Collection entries
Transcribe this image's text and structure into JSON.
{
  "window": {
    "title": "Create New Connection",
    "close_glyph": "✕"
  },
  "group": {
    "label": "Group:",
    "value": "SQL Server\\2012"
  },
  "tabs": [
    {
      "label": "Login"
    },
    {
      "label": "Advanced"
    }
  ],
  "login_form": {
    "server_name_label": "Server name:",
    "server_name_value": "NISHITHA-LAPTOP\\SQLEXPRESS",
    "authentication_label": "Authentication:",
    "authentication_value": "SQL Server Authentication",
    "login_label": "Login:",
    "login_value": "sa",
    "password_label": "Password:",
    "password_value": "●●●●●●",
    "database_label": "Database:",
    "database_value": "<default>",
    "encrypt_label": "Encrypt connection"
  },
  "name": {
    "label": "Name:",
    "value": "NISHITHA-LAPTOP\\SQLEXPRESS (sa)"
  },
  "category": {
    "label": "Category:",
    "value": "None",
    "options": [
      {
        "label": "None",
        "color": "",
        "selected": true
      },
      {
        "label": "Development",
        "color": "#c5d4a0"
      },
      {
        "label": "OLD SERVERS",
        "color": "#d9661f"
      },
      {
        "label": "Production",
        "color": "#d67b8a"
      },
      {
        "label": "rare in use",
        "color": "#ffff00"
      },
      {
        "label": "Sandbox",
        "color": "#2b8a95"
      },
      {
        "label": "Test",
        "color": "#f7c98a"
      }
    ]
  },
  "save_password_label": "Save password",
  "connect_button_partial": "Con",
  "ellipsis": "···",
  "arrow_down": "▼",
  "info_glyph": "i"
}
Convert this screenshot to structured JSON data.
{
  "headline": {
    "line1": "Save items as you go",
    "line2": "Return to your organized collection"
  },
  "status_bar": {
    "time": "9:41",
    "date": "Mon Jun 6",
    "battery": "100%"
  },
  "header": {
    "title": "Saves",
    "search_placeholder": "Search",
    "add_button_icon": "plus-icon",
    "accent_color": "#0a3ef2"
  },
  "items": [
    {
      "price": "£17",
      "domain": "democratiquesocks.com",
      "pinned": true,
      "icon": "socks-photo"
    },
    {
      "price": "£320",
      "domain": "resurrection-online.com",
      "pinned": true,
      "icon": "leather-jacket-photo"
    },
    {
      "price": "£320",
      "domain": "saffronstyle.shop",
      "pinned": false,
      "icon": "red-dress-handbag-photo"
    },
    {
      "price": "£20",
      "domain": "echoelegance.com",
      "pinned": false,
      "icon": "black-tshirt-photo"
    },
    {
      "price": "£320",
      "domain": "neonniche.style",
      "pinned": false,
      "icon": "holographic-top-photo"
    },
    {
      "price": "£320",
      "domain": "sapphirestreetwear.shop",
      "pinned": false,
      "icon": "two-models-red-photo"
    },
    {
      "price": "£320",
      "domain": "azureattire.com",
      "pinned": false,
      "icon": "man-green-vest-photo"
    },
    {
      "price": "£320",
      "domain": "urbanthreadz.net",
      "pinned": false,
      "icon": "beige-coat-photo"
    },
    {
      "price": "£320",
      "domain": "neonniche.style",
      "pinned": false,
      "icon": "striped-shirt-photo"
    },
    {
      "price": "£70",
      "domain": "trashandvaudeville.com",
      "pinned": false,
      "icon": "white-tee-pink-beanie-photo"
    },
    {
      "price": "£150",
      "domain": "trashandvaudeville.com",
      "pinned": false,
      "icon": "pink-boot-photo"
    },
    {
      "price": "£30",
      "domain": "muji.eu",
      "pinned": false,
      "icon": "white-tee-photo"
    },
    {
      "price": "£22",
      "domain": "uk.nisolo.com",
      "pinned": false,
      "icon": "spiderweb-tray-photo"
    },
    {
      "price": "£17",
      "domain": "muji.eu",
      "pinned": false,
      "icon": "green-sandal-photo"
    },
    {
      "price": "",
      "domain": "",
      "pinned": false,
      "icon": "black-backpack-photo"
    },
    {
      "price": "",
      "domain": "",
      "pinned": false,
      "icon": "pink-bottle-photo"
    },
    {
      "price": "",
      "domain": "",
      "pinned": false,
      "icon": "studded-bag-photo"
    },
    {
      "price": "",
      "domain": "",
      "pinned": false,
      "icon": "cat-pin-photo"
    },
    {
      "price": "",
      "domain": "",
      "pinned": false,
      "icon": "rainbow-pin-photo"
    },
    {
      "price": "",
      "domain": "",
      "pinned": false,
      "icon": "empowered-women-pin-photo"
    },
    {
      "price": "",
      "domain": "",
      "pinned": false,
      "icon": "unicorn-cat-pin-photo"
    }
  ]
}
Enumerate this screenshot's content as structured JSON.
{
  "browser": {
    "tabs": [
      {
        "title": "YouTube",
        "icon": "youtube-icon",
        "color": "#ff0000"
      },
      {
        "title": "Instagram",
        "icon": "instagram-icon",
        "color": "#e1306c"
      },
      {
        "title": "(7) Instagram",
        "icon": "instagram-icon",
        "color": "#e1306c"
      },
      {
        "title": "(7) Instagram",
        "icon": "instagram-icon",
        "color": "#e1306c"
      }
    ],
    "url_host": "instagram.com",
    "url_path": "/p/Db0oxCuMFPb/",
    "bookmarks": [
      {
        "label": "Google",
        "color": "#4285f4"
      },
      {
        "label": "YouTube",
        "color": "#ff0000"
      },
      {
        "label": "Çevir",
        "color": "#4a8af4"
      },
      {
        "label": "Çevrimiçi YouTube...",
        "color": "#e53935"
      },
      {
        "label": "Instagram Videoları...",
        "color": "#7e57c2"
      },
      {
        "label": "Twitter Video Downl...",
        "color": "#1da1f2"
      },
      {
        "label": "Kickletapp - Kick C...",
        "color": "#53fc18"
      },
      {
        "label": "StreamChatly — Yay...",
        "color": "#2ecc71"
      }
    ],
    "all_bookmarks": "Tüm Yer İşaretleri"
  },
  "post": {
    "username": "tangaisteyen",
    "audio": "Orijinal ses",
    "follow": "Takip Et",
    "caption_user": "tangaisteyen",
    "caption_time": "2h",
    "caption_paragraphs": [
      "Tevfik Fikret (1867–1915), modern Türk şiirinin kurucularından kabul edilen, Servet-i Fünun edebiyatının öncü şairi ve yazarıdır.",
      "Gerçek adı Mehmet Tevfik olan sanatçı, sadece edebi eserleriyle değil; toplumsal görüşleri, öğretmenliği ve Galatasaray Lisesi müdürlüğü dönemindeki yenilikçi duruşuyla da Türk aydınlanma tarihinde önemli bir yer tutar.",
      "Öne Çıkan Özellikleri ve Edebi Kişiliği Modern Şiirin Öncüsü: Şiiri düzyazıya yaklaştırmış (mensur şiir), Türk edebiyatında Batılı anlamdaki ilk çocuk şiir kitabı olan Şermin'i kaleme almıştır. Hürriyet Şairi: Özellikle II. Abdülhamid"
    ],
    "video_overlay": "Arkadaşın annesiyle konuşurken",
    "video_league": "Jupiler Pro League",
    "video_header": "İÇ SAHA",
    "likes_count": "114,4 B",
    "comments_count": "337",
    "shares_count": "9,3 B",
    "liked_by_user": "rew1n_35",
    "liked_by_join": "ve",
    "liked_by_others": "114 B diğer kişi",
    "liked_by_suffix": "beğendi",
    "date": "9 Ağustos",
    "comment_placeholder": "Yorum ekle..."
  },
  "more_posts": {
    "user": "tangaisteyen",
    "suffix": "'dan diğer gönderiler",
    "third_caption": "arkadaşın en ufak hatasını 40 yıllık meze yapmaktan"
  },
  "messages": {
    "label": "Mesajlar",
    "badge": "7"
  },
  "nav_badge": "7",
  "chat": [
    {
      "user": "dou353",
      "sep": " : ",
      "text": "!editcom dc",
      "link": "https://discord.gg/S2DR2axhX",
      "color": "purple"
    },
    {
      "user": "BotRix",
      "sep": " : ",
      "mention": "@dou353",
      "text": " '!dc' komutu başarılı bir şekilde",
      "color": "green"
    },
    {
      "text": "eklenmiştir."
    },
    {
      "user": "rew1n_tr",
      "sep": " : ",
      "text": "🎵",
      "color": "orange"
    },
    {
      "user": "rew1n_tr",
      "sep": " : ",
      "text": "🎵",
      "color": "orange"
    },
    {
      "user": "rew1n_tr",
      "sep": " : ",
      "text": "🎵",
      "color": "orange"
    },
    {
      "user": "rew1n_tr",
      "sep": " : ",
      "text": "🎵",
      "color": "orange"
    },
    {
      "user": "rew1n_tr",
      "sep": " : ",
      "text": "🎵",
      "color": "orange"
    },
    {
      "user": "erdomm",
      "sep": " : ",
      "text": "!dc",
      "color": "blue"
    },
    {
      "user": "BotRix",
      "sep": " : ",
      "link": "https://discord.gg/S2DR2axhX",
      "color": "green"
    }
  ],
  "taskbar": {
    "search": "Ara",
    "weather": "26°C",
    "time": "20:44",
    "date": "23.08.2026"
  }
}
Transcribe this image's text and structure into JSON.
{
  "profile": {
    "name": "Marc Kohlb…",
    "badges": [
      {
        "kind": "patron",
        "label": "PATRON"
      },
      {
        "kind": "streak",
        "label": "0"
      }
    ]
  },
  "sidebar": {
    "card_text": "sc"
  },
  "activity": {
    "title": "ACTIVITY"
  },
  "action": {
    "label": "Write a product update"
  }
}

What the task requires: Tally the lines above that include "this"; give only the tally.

Expected answer: 4